Information Technology Students will be expected to submit their work in word-processed format. Also, students will be encouraged to search for sources of information on the web, as well as seeking sources through electronic information sources.
Personal Development and Career planning This module is designed to hone and test skills of use to students in their working lives, particularly in speaking to small groups, listening, thinking and responding to the statement of others. Moreover, the written work includes writing clearly and concisely, which is a common task in the workplace. Students will be encouraged throughout to reflect on their performance and to consider lessons for future application.
Problem solving Independent work to solve problems will be one central goal of the module; the submission of an essay and preparation for seminar discussions will require that students develop independent research skills as well as problem solving skills. The ability of students to solve problems will be developed and assessed by asking them to: adopt differing points of view; organize data and estimate an answer to the problem; consider extreme cases; reason logically; construct theoretical models; consider similar cases; look for patterns; divide issues into smaller problems.
Research skills Students will be required to undertake independent research for all elements of the assessed work. This will involve utilizing media and web sources, as well as more conventional academic texts. Students will in part be assessed on their ability to gather appropriate and interesting resources materials.
Subject Specific Skills Students have the opportunity to develop, practice and test a wide range of subject specific skills that help them to understand, conceptualise and evaluate examples and ideas on the module. These subject specific skills include: - Collect and understand a wide range of data relating to the module - Evaluate competing perspectives - Demonstrate subject specific research techniques - Apply a range of methodologies to complex historical and contemporary political problems

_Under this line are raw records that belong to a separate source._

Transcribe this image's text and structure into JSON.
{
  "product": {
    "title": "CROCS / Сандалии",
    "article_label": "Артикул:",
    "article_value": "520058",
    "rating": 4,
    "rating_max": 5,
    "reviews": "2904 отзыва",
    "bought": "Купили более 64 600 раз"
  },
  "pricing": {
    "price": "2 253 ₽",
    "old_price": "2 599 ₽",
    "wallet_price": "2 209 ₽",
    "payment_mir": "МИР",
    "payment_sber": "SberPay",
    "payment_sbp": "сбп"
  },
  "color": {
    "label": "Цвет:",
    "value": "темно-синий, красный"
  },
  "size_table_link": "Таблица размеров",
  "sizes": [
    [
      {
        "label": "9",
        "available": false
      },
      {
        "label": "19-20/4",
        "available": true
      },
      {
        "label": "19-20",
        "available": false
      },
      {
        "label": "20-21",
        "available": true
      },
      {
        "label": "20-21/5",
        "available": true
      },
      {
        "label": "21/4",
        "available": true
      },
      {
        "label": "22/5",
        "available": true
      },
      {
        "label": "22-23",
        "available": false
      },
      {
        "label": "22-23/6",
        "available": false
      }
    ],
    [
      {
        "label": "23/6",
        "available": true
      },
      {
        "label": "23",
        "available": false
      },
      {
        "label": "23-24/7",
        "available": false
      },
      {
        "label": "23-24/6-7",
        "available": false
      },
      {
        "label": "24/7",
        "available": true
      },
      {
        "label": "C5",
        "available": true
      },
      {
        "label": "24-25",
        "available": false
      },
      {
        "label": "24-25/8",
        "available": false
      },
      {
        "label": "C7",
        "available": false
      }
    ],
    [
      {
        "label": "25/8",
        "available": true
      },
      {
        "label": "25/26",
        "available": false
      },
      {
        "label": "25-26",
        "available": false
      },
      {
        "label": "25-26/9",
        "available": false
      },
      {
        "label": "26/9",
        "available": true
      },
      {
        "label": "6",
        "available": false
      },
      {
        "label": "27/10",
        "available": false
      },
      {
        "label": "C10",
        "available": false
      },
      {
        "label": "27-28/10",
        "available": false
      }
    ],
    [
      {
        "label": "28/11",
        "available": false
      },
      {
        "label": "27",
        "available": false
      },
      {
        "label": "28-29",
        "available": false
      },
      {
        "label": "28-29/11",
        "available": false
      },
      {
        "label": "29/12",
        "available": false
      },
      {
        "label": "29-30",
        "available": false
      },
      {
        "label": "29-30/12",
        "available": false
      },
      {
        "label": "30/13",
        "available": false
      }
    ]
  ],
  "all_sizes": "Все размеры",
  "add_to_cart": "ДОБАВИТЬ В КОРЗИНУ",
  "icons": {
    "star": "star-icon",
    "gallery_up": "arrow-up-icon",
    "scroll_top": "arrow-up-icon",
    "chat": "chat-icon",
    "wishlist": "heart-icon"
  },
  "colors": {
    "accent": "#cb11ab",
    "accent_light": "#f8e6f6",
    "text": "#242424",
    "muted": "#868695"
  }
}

Team work Students will undertake group exercises in the seminars. For many of the topics of this module, seminars will consist of small-group discussions where students will be asked to discuss as a group the core issues related to the seminar topic. These class discussions and debates form a significant part of the module, and will allow students to approach and examine a given topic through team work.

Notes

This module is at CQFW Level 3